By Anthony Barich
Parents need to be up to speed with the language and knowledge of culture and technology to communicate with their daughters about key issues and save them from harm.
That’s the assessment of Sydney-based author, teacher and publisher Maggie Hamilton whose recent book What’s happening to our girls? delves into issues concerning girls from birth to late teens based on interviews with girls, psychologists, school counsellors, medicos and police who work undercover on the Net.
She said that a key reason girls are vulnerable is because parents aren’t aware that teen and pre-teen life is very different now, and this leaves girls vulnerable.
“I’m not blaming parents or educators, but we’ve had a massive social change in popular consumer culture, and companies and the media are more tapped into the aspirations and mindset of children than parents are,” she said.
“We need to wake up to facebook (social networking website) and youtube so we’re on the same page, when our kids know we’re not.
Adults live in a parallel world so they know they can’t talk to us about personal issues (especially when related to technology).”
Babies from birth to six months are now a multi-billion dollar market and little girls are addicted to shopping long before they can read or write, she said, while kindergarten and pre-school teachers are now seeing a “major decline in imagination and increase in anxieties, while anxieties about weight and clothes are prominent.
Her research found that these anxieties intensify for girls aged six to 12 as this “sex and shopping” culture creates a range of what were once seen as “teen problems” in girls seven and up. Increasing numbers of girls are now choosing their friends based on brands and are experiencing body issues and other anxieties previously unknown at their age, she said.
The research also found that one in 10 girls are now cutting themselves and every weekend girls as young as 12 are admitted to emergency wards so drunk they can’t breathe.
Underage sex has skyrocketed along with sexually transmitted diseases including Chlamydia which can cause infertility.
Ms Hamilton said that, like other parents, she always thought these were isolated cases, but was shocked at their prevalence once she spoke to pre-school teachers, school counsellors, police and emergency unit staff.
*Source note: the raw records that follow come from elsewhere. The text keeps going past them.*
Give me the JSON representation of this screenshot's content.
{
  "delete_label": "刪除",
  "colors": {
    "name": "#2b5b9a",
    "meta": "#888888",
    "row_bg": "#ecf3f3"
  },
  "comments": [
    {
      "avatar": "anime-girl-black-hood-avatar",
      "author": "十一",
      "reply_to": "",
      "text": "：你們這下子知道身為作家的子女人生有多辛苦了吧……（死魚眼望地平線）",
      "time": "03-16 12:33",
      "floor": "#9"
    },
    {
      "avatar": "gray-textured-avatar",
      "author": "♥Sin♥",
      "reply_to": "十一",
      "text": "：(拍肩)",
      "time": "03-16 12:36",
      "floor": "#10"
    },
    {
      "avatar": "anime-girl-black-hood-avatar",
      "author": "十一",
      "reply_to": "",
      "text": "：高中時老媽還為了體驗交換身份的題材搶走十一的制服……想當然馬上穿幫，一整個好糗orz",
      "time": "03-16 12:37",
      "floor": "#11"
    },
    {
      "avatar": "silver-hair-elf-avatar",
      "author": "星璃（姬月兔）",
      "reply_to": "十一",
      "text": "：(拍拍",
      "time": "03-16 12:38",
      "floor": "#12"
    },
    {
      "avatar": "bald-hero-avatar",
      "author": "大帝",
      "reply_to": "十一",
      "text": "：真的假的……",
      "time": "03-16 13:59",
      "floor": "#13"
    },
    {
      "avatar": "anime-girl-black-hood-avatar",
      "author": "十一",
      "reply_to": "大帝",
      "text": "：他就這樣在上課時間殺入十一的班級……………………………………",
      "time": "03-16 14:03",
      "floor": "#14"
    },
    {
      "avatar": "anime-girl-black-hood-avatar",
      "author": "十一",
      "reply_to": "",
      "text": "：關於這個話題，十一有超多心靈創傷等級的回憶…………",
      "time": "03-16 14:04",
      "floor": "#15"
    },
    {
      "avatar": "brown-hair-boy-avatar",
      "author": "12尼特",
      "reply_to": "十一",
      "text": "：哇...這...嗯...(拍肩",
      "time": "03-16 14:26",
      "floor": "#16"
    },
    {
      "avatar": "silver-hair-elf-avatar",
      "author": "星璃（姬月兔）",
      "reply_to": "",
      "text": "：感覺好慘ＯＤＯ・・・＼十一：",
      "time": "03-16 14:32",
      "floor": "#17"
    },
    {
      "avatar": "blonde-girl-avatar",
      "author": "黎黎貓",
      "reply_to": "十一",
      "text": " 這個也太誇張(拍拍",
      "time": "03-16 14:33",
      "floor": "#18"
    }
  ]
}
What’s happening to our girls is available from
The Record Bookshop. Call 9227 7080.